◆ **Exercise goal**
Whenever a line below includes the word "Page", copy that line.

** Provided data follows **

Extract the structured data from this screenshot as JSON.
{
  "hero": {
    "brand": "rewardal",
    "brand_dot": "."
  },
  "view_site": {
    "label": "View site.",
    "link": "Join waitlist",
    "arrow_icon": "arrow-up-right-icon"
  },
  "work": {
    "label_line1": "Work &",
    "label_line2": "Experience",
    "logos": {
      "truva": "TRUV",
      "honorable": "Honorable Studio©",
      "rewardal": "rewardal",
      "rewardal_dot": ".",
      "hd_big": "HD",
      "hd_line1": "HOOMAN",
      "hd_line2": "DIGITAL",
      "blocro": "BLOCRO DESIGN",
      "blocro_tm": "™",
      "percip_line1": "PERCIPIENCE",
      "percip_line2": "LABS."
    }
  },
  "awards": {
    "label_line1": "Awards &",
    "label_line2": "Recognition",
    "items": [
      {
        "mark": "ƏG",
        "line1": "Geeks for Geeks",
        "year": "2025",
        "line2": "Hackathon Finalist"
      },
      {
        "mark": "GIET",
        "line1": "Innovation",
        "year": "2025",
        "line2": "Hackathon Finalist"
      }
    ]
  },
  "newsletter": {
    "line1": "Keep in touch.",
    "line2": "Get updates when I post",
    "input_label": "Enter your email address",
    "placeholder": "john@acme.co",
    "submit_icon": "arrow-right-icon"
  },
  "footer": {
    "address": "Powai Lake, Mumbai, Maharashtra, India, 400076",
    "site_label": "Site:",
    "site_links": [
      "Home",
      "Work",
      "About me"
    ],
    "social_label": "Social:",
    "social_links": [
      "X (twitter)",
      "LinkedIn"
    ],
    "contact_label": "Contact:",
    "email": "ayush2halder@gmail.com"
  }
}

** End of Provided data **
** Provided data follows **

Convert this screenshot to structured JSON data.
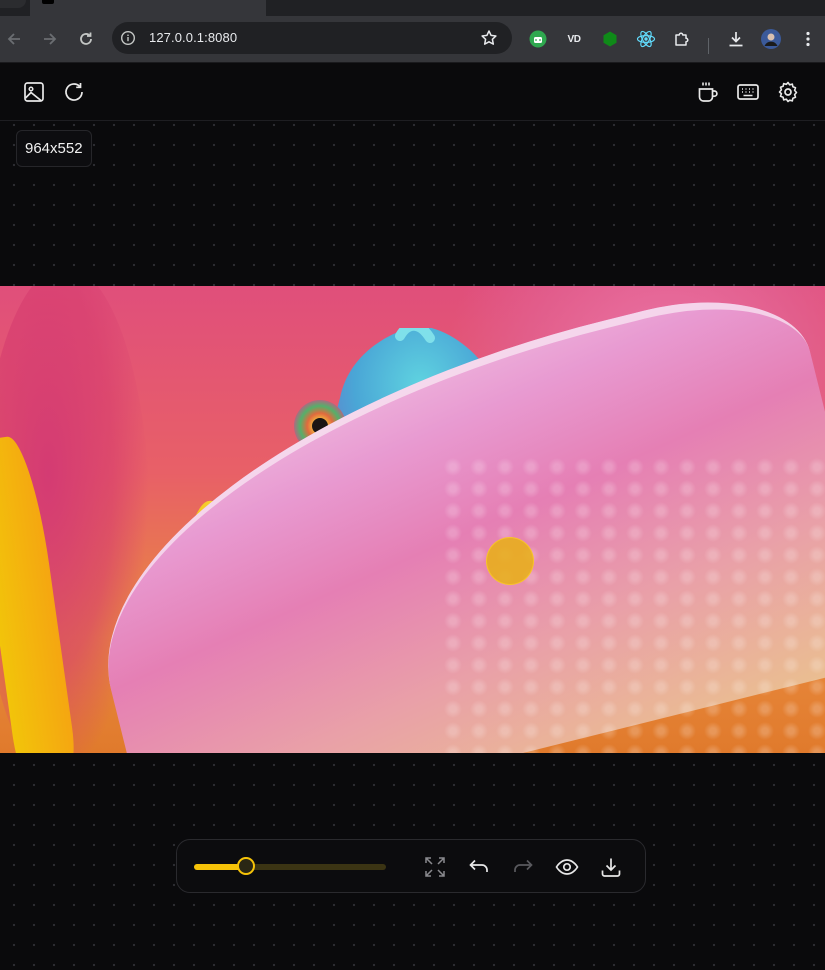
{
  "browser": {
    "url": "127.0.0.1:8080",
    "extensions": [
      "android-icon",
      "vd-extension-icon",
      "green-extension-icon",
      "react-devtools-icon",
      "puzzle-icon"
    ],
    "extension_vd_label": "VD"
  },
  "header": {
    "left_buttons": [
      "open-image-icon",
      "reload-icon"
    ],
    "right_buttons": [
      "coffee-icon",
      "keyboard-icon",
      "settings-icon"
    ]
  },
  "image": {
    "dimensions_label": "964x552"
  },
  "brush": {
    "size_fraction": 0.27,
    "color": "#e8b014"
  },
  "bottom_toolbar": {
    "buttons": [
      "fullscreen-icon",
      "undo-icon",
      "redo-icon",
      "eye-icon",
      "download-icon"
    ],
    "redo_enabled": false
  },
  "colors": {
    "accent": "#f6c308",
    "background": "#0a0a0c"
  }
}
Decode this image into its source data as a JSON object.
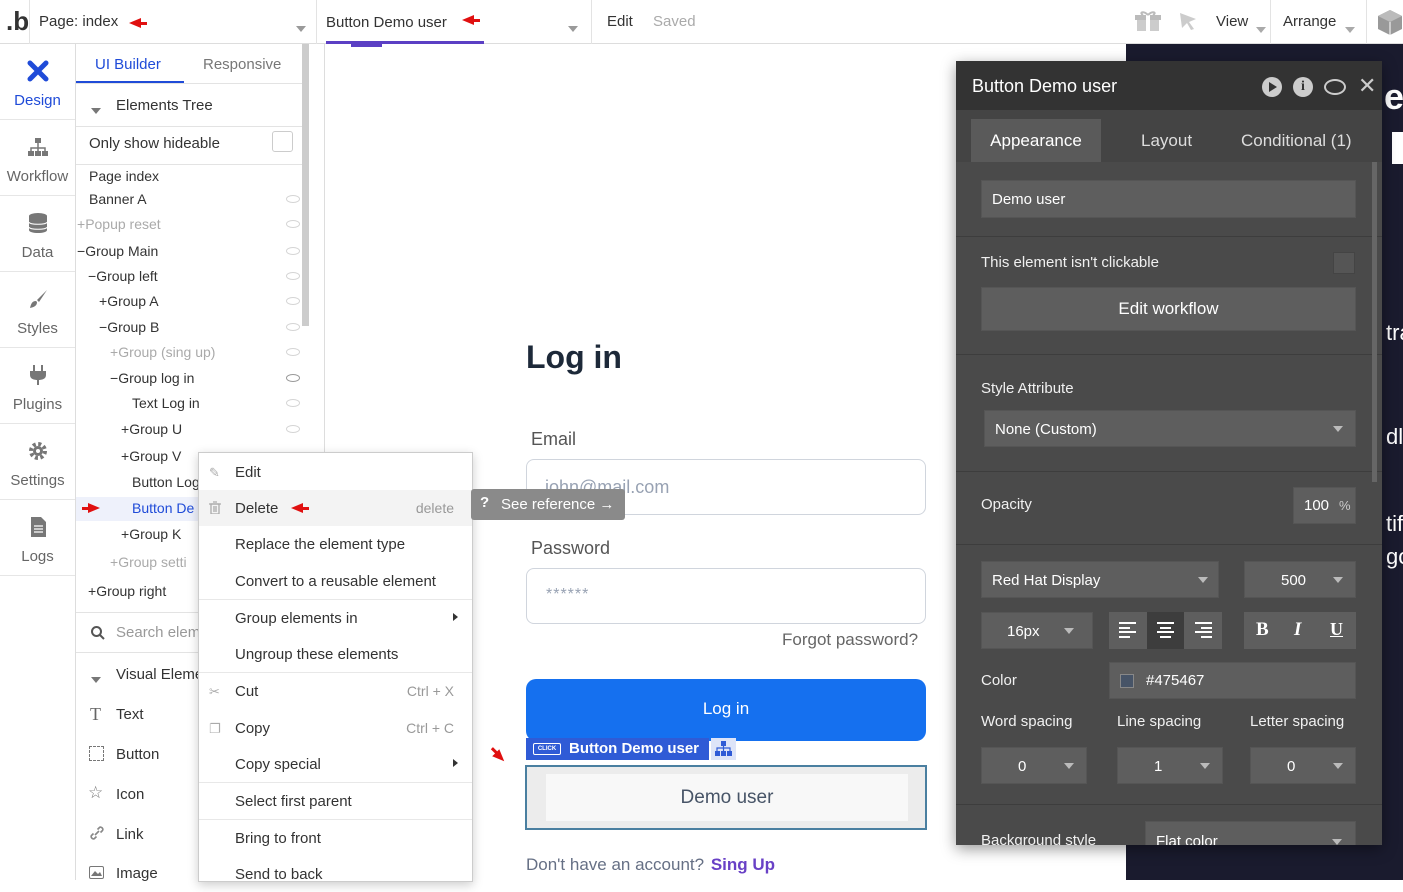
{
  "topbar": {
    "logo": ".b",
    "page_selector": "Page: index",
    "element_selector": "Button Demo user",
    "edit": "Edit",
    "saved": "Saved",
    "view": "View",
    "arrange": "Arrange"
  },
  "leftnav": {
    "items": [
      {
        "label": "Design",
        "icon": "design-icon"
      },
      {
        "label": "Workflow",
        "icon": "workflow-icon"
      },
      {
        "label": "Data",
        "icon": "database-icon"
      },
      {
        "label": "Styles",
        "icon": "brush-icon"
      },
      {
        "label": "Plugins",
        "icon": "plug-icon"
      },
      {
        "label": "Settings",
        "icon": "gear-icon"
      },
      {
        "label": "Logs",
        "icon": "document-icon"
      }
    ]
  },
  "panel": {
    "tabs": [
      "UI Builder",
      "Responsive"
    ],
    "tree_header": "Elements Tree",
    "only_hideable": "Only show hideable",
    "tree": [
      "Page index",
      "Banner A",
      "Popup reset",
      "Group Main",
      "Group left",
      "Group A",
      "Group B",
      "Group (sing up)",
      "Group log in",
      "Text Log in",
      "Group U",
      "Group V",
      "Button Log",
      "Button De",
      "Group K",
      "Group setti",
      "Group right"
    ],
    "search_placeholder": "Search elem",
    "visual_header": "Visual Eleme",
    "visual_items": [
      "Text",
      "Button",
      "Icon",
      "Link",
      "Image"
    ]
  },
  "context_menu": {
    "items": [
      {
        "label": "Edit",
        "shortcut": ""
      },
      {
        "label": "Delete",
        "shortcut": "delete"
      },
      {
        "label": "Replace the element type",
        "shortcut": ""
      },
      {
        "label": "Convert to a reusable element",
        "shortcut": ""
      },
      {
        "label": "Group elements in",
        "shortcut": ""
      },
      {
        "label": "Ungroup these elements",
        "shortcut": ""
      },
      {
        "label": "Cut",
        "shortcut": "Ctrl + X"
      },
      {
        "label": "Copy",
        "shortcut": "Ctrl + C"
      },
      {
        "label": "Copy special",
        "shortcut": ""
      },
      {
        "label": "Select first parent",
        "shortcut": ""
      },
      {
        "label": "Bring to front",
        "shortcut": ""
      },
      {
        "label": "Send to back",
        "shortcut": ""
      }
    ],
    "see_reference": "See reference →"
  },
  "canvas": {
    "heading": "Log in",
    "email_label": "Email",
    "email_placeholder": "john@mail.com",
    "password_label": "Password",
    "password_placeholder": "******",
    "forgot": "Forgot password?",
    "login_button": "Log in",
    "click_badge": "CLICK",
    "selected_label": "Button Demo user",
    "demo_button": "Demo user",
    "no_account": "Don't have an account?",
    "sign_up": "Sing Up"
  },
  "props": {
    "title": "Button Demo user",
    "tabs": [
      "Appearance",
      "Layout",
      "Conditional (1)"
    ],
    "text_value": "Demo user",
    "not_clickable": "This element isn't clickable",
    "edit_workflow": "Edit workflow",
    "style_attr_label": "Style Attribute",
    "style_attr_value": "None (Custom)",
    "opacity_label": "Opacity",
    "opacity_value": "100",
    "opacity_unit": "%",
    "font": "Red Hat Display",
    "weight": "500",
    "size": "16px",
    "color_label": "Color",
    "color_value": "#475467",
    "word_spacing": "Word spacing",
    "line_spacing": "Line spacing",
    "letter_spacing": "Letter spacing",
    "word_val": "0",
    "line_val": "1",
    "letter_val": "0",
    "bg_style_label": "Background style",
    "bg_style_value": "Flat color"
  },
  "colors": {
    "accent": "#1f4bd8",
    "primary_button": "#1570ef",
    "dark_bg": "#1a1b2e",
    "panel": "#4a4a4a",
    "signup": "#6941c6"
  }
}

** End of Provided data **
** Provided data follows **

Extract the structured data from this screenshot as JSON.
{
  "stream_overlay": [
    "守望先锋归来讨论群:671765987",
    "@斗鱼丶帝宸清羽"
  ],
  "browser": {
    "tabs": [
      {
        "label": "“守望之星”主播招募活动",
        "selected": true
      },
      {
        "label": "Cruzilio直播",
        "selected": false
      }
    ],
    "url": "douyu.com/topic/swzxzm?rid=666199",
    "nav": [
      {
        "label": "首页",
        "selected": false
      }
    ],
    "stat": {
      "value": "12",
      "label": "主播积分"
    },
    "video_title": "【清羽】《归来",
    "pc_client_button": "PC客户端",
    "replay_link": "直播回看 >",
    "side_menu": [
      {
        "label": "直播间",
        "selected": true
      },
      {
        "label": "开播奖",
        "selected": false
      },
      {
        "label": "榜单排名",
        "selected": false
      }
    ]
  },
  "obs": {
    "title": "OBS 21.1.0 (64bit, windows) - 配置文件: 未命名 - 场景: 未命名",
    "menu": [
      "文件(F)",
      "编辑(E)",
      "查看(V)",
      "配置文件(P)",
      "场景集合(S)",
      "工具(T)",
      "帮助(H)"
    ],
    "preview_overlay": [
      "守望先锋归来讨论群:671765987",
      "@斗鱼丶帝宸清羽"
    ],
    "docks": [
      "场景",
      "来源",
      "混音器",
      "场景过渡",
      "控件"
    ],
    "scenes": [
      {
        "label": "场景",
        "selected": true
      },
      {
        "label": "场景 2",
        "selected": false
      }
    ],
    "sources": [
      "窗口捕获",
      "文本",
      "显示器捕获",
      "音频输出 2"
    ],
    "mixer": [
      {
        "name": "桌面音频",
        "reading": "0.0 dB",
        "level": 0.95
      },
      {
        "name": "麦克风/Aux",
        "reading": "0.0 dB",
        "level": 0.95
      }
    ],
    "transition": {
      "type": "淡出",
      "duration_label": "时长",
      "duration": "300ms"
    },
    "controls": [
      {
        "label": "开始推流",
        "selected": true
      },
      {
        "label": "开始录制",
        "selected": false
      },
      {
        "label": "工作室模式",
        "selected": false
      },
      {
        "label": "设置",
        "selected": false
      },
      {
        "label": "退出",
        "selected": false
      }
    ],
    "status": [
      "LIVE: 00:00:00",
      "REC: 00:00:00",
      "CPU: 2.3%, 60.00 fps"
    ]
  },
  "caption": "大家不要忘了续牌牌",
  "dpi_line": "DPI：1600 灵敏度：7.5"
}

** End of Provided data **

◆ **Solution for this exercise**
    "page_selector": "Page: index",
      "Page index",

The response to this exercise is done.